Quantcast

Does your child have ADHD?

Symptoms of Attention Deficit-Hyperactivity Disorder

Jayne Matthews Hopson | 5/16/2014, 10:23 a.m.
Education Matters began a series of articles on special education with a list of some signs and symptoms of learning ...

The CDC makes the following recommendations for the diagnosis and evaluation of ADHD:

•The primary care clinician should provide initiate an evaluation for ADHD for any child 4 through 18 years of age who shows presents with academic or behavioral problems and symptoms of inattention, hyperactivity, or impulsivity.

•The primary care clinician should include reports from parents or guardians, teachers, and/or other school and mental health clinicians involved in the child’s care. The primary care clinician should also rule out any other possible cause.

• When evaluating a child for ADHD, the primary care clinician should assess whether other conditions are present that might coexist with ADHD, including emotional or behavioral (for example anxiety, depressive, oppositional defiant, and conduct disorders), developmental (including learning and language disorders or other neurodevelopmental disorders), and physical (for example tics, sleep apnea) conditions.

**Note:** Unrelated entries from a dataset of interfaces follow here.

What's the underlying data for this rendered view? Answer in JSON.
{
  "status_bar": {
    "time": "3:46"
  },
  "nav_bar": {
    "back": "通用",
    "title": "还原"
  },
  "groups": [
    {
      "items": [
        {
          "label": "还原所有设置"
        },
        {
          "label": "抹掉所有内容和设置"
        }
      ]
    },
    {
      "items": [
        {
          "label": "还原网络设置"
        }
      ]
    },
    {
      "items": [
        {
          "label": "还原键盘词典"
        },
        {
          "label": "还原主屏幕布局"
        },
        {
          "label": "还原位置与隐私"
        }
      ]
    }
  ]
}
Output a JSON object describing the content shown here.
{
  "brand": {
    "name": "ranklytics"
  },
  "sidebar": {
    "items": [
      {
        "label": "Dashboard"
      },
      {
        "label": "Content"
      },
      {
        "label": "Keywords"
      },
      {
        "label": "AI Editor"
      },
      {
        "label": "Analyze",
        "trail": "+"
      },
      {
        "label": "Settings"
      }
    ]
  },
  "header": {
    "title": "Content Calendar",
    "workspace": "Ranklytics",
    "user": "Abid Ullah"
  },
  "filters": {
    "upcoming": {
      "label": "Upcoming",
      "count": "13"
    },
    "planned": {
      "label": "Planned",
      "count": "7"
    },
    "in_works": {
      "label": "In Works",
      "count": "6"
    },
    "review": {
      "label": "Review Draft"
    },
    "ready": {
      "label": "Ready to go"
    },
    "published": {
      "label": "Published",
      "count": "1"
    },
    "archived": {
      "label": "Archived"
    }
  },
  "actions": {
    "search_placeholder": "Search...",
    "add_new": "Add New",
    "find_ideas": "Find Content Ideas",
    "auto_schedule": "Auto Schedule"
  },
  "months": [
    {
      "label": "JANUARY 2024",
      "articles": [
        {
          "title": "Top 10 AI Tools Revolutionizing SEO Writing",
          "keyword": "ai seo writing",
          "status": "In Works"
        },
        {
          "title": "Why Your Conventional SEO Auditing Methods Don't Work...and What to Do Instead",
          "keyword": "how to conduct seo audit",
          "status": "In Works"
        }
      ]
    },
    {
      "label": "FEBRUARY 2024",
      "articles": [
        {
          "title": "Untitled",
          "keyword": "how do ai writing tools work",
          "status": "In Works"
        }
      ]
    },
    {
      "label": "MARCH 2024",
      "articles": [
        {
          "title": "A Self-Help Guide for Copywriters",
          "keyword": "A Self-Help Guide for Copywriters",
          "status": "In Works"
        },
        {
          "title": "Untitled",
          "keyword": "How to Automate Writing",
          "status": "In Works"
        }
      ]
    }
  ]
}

•The primary care clinician should recognize ADHD as a chronic condition and, therefore, consider children and adolescents with ADHD as children and youth with special health care needs. Care for such children and youth, should follow the principles of the chronic care model and the medical home.

Next week: ADHD treatment.

Jayne Matthews Hopson writes about education matters because “only the educated are free.”